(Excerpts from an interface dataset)
==*==
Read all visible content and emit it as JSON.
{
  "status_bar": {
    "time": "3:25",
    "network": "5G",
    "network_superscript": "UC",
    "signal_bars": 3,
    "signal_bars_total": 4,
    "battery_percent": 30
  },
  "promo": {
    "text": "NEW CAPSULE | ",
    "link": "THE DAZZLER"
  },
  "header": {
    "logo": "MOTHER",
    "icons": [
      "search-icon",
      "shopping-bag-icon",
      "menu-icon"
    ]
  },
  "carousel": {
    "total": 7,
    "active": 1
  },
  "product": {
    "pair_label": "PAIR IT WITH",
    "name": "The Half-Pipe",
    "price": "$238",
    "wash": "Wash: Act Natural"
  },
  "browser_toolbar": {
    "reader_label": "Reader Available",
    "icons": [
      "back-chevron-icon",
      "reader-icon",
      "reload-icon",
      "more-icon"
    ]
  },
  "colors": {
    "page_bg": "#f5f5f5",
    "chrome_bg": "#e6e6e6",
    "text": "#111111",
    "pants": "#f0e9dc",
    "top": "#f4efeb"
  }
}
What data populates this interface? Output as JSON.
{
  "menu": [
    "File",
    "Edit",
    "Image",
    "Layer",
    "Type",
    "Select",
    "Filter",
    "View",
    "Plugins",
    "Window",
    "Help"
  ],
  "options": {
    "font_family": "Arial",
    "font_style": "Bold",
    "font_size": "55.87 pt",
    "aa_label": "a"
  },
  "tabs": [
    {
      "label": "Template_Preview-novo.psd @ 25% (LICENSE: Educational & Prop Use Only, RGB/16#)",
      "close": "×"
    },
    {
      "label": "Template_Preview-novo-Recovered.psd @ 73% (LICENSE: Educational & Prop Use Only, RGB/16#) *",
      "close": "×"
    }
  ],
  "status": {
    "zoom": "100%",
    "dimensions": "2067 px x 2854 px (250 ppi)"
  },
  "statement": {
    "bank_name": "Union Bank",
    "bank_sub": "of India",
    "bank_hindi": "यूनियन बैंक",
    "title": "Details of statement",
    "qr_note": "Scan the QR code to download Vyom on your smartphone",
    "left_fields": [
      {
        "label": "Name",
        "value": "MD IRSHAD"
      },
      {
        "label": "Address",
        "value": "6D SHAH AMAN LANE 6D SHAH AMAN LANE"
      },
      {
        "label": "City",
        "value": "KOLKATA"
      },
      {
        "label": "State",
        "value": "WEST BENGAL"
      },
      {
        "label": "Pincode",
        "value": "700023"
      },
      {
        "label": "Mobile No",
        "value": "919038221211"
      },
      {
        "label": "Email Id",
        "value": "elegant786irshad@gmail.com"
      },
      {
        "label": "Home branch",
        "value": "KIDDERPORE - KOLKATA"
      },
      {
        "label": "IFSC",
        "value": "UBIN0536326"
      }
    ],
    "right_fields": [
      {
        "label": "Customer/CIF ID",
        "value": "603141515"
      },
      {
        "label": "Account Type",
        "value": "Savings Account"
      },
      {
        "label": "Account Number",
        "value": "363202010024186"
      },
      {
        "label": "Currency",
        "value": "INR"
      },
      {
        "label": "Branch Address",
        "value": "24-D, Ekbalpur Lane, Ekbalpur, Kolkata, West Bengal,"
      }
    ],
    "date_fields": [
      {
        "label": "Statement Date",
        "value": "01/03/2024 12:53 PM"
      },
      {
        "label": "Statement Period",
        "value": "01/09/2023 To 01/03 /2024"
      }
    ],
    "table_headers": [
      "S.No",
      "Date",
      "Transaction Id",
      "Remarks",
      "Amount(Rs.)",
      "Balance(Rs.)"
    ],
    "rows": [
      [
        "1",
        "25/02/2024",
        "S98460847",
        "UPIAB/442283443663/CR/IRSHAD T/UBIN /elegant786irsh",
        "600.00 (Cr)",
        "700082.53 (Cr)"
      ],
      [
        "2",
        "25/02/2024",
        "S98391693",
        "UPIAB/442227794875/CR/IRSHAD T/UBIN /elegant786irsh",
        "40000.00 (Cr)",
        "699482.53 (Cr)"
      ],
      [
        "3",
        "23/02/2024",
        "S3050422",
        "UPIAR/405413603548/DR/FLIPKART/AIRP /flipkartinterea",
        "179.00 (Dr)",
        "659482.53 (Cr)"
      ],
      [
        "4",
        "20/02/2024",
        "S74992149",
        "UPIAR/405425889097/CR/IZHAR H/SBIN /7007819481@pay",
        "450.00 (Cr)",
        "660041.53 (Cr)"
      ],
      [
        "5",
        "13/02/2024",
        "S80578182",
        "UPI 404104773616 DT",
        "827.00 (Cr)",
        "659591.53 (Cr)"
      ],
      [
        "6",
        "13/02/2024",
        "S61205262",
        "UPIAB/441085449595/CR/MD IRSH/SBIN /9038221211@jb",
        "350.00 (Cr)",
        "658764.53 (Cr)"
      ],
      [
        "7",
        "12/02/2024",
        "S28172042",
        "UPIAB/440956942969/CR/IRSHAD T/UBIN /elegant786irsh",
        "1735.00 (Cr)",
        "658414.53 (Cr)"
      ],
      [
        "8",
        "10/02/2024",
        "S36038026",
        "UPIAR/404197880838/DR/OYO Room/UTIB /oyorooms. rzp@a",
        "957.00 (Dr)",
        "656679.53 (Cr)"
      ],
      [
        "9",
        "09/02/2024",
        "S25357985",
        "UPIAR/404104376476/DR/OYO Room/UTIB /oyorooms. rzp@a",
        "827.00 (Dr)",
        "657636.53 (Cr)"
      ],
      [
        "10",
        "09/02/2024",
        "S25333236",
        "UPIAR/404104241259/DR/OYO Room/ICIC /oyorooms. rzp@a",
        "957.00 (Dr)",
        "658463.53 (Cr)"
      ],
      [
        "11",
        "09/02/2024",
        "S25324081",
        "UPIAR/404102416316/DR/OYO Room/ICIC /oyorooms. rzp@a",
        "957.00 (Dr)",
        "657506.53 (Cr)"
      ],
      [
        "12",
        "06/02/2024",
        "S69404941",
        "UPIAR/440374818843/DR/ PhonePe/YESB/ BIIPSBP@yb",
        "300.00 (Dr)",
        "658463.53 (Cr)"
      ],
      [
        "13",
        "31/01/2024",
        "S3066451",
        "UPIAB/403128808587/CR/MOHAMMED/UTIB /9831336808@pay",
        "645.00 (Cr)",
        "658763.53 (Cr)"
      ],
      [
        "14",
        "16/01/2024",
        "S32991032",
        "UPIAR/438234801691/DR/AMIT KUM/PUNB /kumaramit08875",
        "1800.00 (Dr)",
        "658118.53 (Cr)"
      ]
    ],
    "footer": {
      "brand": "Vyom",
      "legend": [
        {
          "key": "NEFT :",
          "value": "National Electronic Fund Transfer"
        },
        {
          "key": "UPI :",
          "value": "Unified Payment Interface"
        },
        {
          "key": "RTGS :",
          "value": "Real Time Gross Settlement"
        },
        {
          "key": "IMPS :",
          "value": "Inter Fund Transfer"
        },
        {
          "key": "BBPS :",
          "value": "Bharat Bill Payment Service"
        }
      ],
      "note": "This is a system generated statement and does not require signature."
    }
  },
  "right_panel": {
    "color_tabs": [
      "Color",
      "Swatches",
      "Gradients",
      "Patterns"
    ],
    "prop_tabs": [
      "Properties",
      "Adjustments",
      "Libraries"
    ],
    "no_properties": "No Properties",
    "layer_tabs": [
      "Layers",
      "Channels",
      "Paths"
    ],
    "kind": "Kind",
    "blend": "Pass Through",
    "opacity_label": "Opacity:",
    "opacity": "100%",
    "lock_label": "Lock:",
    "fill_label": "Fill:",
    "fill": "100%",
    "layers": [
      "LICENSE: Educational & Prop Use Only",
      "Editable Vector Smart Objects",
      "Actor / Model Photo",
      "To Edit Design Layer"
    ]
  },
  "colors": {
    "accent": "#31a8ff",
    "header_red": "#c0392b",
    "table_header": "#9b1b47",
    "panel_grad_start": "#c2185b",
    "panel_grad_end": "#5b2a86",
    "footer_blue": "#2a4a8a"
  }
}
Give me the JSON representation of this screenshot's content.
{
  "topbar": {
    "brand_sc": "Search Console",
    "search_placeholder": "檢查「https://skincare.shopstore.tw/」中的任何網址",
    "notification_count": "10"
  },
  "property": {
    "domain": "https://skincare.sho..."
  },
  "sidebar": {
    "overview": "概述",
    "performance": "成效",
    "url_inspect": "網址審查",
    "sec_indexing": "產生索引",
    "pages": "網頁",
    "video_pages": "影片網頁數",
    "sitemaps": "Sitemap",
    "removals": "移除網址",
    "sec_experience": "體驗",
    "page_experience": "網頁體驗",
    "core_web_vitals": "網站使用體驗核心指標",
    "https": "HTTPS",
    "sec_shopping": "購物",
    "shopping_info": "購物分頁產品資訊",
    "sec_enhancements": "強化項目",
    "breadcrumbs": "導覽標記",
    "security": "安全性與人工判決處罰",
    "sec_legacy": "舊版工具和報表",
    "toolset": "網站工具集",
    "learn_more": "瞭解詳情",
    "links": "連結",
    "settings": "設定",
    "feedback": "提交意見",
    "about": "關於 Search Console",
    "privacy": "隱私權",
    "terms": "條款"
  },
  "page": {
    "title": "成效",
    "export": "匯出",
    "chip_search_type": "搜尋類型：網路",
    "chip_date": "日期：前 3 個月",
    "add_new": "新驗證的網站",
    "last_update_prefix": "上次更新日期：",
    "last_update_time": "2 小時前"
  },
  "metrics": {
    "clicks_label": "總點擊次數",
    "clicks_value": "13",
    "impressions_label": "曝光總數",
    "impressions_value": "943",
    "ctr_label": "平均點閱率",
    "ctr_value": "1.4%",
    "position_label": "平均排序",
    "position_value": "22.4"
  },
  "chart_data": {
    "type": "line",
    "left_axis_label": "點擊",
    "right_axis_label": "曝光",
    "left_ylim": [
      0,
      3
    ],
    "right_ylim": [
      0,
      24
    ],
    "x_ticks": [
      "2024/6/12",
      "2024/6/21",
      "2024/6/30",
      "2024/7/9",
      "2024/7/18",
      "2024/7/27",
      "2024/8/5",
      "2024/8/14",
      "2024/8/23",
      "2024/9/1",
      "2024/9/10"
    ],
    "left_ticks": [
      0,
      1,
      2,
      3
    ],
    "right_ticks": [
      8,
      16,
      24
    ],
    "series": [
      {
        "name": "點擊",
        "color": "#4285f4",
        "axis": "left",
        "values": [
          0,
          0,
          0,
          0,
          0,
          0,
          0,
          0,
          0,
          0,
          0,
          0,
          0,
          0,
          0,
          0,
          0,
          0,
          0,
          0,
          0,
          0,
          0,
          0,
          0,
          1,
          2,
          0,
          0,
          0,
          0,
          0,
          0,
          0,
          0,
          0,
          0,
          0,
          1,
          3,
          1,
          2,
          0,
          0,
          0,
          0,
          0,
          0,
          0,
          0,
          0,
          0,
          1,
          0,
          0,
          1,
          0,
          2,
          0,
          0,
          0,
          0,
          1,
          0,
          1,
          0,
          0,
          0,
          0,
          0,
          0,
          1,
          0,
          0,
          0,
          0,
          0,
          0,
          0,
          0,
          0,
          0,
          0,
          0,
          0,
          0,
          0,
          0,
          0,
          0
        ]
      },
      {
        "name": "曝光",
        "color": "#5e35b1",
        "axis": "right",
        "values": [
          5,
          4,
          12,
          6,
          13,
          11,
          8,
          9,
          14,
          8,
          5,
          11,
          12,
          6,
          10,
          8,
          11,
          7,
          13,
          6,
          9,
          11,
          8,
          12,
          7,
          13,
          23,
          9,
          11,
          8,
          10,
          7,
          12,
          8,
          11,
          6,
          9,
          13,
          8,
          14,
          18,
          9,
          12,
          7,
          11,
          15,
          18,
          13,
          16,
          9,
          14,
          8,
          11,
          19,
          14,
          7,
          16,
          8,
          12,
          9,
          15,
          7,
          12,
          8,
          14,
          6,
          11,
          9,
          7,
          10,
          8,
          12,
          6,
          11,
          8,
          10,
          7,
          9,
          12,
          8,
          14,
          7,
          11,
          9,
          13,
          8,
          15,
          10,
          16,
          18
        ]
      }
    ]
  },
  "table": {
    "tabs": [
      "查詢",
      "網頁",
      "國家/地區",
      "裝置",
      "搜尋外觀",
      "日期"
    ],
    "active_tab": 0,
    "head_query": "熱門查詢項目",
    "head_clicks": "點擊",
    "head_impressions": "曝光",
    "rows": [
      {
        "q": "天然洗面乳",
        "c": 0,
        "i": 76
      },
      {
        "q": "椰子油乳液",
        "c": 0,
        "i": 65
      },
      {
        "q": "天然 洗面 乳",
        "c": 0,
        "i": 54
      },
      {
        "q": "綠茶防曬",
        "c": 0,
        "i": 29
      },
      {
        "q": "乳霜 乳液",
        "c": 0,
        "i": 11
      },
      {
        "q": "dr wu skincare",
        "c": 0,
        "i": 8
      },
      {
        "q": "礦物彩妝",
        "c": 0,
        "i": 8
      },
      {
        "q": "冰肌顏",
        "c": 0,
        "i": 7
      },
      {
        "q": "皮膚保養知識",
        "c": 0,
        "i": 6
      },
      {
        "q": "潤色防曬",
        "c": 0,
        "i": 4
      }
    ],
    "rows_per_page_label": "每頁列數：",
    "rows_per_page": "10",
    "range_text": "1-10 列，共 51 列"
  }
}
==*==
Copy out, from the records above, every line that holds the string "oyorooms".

[Worked solution]
        "UPIAR/404197880838/DR/OYO Room/UTIB /oyorooms. rzp@a",
        "UPIAR/404104376476/DR/OYO Room/UTIB /oyorooms. rzp@a",
        "UPIAR/404104241259/DR/OYO Room/ICIC /oyorooms. rzp@a",
        "UPIAR/404102416316/DR/OYO Room/ICIC /oyorooms. rzp@a",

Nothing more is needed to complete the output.